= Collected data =
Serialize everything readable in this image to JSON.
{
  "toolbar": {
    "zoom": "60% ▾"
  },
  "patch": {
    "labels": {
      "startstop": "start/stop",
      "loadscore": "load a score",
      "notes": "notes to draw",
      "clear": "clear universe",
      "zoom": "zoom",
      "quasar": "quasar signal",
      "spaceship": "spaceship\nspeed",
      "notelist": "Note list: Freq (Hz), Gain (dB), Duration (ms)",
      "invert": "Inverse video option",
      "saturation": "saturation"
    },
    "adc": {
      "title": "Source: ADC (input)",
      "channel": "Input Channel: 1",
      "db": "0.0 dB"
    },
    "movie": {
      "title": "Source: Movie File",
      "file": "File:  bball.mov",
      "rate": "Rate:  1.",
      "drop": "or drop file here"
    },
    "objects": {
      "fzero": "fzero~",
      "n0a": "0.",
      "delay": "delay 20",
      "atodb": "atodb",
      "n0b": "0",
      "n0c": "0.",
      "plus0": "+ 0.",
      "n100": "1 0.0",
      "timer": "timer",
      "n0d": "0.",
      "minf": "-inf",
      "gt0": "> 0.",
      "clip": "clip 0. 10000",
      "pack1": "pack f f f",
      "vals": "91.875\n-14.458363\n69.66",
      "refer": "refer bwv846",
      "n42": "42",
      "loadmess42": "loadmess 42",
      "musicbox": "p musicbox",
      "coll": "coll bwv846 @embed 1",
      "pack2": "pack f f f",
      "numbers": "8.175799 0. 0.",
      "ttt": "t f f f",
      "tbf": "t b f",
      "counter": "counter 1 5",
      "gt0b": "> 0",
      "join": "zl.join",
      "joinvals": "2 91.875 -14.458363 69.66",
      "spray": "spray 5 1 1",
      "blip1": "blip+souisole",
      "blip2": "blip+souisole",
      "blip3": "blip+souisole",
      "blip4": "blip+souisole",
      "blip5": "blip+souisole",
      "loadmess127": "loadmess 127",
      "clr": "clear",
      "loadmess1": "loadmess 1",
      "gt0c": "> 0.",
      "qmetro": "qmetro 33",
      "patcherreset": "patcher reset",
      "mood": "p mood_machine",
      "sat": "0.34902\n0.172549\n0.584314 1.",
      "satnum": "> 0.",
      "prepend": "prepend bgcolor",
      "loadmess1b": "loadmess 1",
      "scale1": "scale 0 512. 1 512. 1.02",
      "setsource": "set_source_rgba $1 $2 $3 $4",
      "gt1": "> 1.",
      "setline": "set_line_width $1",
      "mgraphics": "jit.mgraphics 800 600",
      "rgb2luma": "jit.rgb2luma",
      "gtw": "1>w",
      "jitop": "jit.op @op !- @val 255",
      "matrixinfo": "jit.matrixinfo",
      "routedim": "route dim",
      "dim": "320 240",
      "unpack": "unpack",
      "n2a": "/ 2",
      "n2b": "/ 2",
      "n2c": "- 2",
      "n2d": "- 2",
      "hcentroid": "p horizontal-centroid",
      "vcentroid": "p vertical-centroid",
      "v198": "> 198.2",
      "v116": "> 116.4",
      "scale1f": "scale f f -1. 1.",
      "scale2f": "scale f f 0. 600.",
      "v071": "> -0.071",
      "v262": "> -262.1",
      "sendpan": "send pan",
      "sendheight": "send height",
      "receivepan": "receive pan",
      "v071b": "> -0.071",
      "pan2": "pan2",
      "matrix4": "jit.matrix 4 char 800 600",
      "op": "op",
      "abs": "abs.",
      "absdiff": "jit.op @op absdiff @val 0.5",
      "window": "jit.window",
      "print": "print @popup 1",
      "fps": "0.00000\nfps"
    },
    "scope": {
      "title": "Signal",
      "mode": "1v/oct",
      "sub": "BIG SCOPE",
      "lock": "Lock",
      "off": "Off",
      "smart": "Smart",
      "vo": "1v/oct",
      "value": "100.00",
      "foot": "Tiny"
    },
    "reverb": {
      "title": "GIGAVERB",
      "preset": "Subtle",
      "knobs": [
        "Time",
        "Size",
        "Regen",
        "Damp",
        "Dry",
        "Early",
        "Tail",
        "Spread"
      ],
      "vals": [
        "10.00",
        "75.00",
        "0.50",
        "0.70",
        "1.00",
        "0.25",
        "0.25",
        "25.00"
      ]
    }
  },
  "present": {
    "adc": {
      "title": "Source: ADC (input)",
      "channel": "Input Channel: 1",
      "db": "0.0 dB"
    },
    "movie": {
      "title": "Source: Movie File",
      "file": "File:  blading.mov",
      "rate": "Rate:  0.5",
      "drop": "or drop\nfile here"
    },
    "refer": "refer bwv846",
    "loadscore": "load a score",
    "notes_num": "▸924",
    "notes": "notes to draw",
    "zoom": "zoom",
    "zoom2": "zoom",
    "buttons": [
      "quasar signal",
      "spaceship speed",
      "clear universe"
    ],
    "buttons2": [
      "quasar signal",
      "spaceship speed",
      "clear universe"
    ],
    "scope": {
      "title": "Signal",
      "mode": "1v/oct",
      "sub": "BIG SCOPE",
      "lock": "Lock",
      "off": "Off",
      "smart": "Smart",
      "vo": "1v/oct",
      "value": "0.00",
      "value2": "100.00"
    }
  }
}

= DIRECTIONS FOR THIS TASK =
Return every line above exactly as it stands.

= ANSWER FOR THE TASK =
Serialize everything readable in this image to JSON.
{
  "toolbar": {
    "zoom": "60% ▾"
  },
  "patch": {
    "labels": {
      "startstop": "start/stop",
      "loadscore": "load a score",
      "notes": "notes to draw",
      "clear": "clear universe",
      "zoom": "zoom",
      "quasar": "quasar signal",
      "spaceship": "spaceship\nspeed",
      "notelist": "Note list: Freq (Hz), Gain (dB), Duration (ms)",
      "invert": "Inverse video option",
      "saturation": "saturation"
    },
    "adc": {
      "title": "Source: ADC (input)",
      "channel": "Input Channel: 1",
      "db": "0.0 dB"
    },
    "movie": {
      "title": "Source: Movie File",
      "file": "File:  bball.mov",
      "rate": "Rate:  1.",
      "drop": "or drop file here"
    },
    "objects": {
      "fzero": "fzero~",
      "n0a": "0.",
      "delay": "delay 20",
      "atodb": "atodb",
      "n0b": "0",
      "n0c": "0.",
      "plus0": "+ 0.",
      "n100": "1 0.0",
      "timer": "timer",
      "n0d": "0.",
      "minf": "-inf",
      "gt0": "> 0.",
      "clip": "clip 0. 10000",
      "pack1": "pack f f f",
      "vals": "91.875\n-14.458363\n69.66",
      "refer": "refer bwv846",
      "n42": "42",
      "loadmess42": "loadmess 42",
      "musicbox": "p musicbox",
      "coll": "coll bwv846 @embed 1",
      "pack2": "pack f f f",
      "numbers": "8.175799 0. 0.",
      "ttt": "t f f f",
      "tbf": "t b f",
      "counter": "counter 1 5",
      "gt0b": "> 0",
      "join": "zl.join",
      "joinvals": "2 91.875 -14.458363 69.66",
      "spray": "spray 5 1 1",
      "blip1": "blip+souisole",
      "blip2": "blip+souisole",
      "blip3": "blip+souisole",
      "blip4": "blip+souisole",
      "blip5": "blip+souisole",
      "loadmess127": "loadmess 127",
      "clr": "clear",
      "loadmess1": "loadmess 1",
      "gt0c": "> 0.",
      "qmetro": "qmetro 33",
      "patcherreset": "patcher reset",
      "mood": "p mood_machine",
      "sat": "0.34902\n0.172549\n0.584314 1.",
      "satnum": "> 0.",
      "prepend": "prepend bgcolor",
      "loadmess1b": "loadmess 1",
      "scale1": "scale 0 512. 1 512. 1.02",
      "setsource": "set_source_rgba $1 $2 $3 $4",
      "gt1": "> 1.",
      "setline": "set_line_width $1",
      "mgraphics": "jit.mgraphics 800 600",
      "rgb2luma": "jit.rgb2luma",
      "gtw": "1>w",
      "jitop": "jit.op @op !- @val 255",
      "matrixinfo": "jit.matrixinfo",
      "routedim": "route dim",
      "dim": "320 240",
      "unpack": "unpack",
      "n2a": "/ 2",
      "n2b": "/ 2",
      "n2c": "- 2",
      "n2d": "- 2",
      "hcentroid": "p horizontal-centroid",
      "vcentroid": "p vertical-centroid",
      "v198": "> 198.2",
      "v116": "> 116.4",
      "scale1f": "scale f f -1. 1.",
      "scale2f": "scale f f 0. 600.",
      "v071": "> -0.071",
      "v262": "> -262.1",
      "sendpan": "send pan",
      "sendheight": "send height",
      "receivepan": "receive pan",
      "v071b": "> -0.071",
      "pan2": "pan2",
      "matrix4": "jit.matrix 4 char 800 600",
      "op": "op",
      "abs": "abs.",
      "absdiff": "jit.op @op absdiff @val 0.5",
      "window": "jit.window",
      "print": "print @popup 1",
      "fps": "0.00000\nfps"
    },
    "scope": {
      "title": "Signal",
      "mode": "1v/oct",
      "sub": "BIG SCOPE",
      "lock": "Lock",
      "off": "Off",
      "smart": "Smart",
      "vo": "1v/oct",
      "value": "100.00",
      "foot": "Tiny"
    },
    "reverb": {
      "title": "GIGAVERB",
      "preset": "Subtle",
      "knobs": [
        "Time",
        "Size",
        "Regen",
        "Damp",
        "Dry",
        "Early",
        "Tail",
        "Spread"
      ],
      "vals": [
        "10.00",
        "75.00",
        "0.50",
        "0.70",
        "1.00",
        "0.25",
        "0.25",
        "25.00"
      ]
    }
  },
  "present": {
    "adc": {
      "title": "Source: ADC (input)",
      "channel": "Input Channel: 1",
      "db": "0.0 dB"
    },
    "movie": {
      "title": "Source: Movie File",
      "file": "File:  blading.mov",
      "rate": "Rate:  0.5",
      "drop": "or drop\nfile here"
    },
    "refer": "refer bwv846",
    "loadscore": "load a score",
    "notes_num": "▸924",
    "notes": "notes to draw",
    "zoom": "zoom",
    "zoom2": "zoom",
    "buttons": [
      "quasar signal",
      "spaceship speed",
      "clear universe"
    ],
    "buttons2": [
      "quasar signal",
      "spaceship speed",
      "clear universe"
    ],
    "scope": {
      "title": "Signal",
      "mode": "1v/oct",
      "sub": "BIG SCOPE",
      "lock": "Lock",
      "off": "Off",
      "smart": "Smart",
      "vo": "1v/oct",
      "value": "0.00",
      "value2": "100.00"
    }
  }
}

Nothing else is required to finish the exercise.